Every record below should appear in your answer, copied exactly.

▶ [Data about app and page elements]:
▼▼▼
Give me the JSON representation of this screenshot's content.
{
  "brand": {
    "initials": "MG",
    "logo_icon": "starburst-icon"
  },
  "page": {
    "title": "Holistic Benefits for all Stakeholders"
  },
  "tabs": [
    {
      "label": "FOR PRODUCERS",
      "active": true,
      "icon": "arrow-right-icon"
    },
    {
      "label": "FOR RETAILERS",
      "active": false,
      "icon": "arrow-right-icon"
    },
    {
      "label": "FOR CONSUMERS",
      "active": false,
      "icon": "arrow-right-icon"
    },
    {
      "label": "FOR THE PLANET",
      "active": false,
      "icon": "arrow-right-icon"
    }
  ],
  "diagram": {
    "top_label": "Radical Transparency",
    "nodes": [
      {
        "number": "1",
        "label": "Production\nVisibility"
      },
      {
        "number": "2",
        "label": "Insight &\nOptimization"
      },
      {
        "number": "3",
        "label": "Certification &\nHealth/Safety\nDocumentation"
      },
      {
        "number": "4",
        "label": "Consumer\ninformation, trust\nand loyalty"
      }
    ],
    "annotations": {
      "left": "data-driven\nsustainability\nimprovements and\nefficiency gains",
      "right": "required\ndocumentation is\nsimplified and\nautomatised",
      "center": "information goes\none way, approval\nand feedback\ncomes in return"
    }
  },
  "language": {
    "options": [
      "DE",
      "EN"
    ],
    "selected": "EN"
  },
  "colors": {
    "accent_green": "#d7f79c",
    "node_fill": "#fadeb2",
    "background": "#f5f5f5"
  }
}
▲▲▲
▶ [Response to this task]:
Give me the JSON representation of this screenshot's content.
{
  "brand": {
    "initials": "MG",
    "logo_icon": "starburst-icon"
  },
  "page": {
    "title": "Holistic Benefits for all Stakeholders"
  },
  "tabs": [
    {
      "label": "FOR PRODUCERS",
      "active": true,
      "icon": "arrow-right-icon"
    },
    {
      "label": "FOR RETAILERS",
      "active": false,
      "icon": "arrow-right-icon"
    },
    {
      "label": "FOR CONSUMERS",
      "active": false,
      "icon": "arrow-right-icon"
    },
    {
      "label": "FOR THE PLANET",
      "active": false,
      "icon": "arrow-right-icon"
    }
  ],
  "diagram": {
    "top_label": "Radical Transparency",
    "nodes": [
      {
        "number": "1",
        "label": "Production\nVisibility"
      },
      {
        "number": "2",
        "label": "Insight &\nOptimization"
      },
      {
        "number": "3",
        "label": "Certification &\nHealth/Safety\nDocumentation"
      },
      {
        "number": "4",
        "label": "Consumer\ninformation, trust\nand loyalty"
      }
    ],
    "annotations": {
      "left": "data-driven\nsustainability\nimprovements and\nefficiency gains",
      "right": "required\ndocumentation is\nsimplified and\nautomatised",
      "center": "information goes\none way, approval\nand feedback\ncomes in return"
    }
  },
  "language": {
    "options": [
      "DE",
      "EN"
    ],
    "selected": "EN"
  },
  "colors": {
    "accent_green": "#d7f79c",
    "node_fill": "#fadeb2",
    "background": "#f5f5f5"
  }
}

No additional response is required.